Recently, the prognostic value of the neutrophil-to-lymphocyte ratio (NLR) has been widely evaluated in many cancers. Here we assessed the prognostic value of pretreatment NLR in melanoma. A range of online databases was systematically searched up to March, 2018 for identify available studies which assessed the prognostic significance of NLR. Data from studies reporting a hazard ratio (HR) and 95% confidence interval (CI) were weighted by generic inverse-variance and pooled in random effects meta-analysis.
Twelve studies with 4593 individuals were included. Patients with elevated NLR had a significantly shorter overall survival (OS) and disease-free survival (DFS)/progression-free survival (PFS). Subgroup analyses showed that the negative prognostic effect of elevated NLR on OS remained substantial in North American and European populations and patients with non-metastatic and metastatic stage. Additionally, elevated NLR was related to worse OS in patients with melanoma, regardless of the sample size and the cut-off value.
Our findings suggest that elevated pretreatment NLR was associated with poor prognosis in melanoma patients, suggesting NLR might be a prognostic factor in patients with melanoma.
Neutrophil to lymphocyte ratio is an independent predictor of outcome for patients undergoing definitive resection for stage IV melanoma. Kanatsios, Melanoma Project, Li Wai Suen, et al. J Surg Oncol. 2018 Sep 9.
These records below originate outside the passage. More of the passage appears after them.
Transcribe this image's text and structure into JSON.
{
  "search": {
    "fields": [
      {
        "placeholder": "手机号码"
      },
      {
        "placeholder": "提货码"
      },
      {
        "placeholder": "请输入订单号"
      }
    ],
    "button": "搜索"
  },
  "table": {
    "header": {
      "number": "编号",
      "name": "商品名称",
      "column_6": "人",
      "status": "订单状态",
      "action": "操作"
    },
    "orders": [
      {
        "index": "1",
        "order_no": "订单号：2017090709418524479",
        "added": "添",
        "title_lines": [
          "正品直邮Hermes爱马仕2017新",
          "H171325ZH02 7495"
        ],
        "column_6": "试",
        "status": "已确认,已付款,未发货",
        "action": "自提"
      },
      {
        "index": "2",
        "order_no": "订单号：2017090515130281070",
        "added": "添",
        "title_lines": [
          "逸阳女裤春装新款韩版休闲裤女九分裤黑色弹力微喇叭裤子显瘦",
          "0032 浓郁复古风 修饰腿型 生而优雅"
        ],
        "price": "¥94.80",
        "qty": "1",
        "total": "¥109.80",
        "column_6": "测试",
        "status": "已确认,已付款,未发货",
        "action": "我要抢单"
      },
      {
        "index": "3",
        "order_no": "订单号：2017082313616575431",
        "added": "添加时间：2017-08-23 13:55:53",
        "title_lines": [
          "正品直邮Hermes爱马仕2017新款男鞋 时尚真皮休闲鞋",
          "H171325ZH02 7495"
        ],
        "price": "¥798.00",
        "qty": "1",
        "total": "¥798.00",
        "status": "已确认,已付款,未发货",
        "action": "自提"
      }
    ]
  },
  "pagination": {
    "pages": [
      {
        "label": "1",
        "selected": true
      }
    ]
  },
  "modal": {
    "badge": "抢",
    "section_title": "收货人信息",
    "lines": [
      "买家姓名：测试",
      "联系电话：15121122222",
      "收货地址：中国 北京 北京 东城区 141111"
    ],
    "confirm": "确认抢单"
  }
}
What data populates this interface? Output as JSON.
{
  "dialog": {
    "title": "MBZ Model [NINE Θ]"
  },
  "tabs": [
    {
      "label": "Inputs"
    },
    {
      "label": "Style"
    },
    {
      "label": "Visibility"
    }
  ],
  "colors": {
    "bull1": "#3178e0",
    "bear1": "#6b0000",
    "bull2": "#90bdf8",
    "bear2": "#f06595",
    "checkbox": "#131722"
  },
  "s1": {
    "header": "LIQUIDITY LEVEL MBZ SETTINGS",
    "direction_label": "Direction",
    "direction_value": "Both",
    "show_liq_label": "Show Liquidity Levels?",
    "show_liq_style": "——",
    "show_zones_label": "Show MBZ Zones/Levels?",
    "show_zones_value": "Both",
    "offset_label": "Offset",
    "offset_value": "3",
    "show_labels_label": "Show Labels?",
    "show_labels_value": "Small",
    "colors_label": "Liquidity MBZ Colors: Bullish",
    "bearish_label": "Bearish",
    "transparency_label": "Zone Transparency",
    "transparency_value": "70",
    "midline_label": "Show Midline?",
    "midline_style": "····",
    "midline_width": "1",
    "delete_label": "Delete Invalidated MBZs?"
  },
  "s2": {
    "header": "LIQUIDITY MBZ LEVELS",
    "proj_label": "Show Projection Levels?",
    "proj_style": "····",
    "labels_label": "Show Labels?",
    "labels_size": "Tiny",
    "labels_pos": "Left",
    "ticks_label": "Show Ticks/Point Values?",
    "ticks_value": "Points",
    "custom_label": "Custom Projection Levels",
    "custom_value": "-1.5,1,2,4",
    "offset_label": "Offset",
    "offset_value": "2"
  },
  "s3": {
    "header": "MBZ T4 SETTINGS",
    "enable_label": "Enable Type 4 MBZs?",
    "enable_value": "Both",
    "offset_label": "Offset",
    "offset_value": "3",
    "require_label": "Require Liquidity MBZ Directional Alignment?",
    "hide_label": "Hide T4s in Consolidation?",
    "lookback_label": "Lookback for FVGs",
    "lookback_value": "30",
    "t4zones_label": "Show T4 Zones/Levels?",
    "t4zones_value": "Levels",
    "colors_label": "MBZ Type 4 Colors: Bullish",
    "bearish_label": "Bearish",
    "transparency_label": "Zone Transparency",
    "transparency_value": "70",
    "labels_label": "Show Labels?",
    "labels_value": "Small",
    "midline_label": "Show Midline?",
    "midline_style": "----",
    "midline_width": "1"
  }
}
The study population (n = 95) consisted of 60 males and 35 females. Median overall survival (OS) from the first metastasectomy was 49 months (31-67 months). OS at 1, 2, and 5 years was 92%, 87%, and 50% respectively. Predictors of survival included clear surgical margins compared to patients with positive margins (median OS 53 vs 20 months). A preoperative neutrophil to lymphocyte ratio less than 5 experienced a median OS of 65 months compared to 15 months.
This study's results are consistent with previous findings demonstrating favourable long-term outcomes following selective resection of metastatic melanoma. In addition to achieving clear surgical margins, a low preoperative neutrophil to lymphocyte ratio was associated with improved outcomes. These factors may help identify surgical candidates. (As well as those who may need to more aggressively pursue systemic treatment - adjuvant or other wise. Just my 2 cents!!!)
For what it's worth. Again. - c